**Exercise input**.
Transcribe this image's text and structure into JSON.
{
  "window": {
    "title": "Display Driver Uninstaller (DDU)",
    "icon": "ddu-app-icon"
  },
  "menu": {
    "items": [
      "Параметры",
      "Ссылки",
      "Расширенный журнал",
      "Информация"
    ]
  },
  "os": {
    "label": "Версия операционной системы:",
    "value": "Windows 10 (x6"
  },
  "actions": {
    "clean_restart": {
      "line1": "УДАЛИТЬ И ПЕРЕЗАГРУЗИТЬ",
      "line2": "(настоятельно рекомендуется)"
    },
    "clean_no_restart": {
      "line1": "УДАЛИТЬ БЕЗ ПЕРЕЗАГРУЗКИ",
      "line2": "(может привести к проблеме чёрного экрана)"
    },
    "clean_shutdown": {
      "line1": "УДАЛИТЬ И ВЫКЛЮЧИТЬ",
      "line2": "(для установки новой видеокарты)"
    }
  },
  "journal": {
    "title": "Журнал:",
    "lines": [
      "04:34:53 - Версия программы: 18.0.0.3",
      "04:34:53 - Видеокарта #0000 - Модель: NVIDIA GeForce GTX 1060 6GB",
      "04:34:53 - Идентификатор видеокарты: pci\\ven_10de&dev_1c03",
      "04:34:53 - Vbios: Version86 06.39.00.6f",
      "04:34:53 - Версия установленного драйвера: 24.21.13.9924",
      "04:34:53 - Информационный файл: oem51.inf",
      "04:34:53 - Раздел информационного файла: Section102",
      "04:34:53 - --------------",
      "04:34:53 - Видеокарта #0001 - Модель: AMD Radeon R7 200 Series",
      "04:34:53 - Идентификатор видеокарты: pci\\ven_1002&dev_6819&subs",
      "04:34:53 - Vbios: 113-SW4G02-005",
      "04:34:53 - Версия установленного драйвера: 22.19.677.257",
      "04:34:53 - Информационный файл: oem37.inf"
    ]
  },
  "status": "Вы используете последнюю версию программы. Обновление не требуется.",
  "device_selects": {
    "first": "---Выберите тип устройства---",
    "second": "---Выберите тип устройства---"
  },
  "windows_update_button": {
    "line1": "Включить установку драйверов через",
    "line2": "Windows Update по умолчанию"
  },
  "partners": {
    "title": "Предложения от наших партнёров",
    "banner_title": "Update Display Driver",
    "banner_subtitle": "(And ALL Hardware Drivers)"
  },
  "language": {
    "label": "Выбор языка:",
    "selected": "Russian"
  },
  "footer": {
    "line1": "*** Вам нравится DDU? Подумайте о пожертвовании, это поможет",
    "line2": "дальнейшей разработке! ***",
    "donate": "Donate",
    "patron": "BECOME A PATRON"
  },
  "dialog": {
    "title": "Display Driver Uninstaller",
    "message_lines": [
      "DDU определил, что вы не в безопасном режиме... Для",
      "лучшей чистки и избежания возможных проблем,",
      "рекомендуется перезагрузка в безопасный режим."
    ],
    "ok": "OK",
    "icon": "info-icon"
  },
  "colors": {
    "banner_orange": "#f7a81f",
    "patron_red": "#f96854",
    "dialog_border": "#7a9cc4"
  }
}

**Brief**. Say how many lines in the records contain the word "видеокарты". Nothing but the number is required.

**Your response**. 3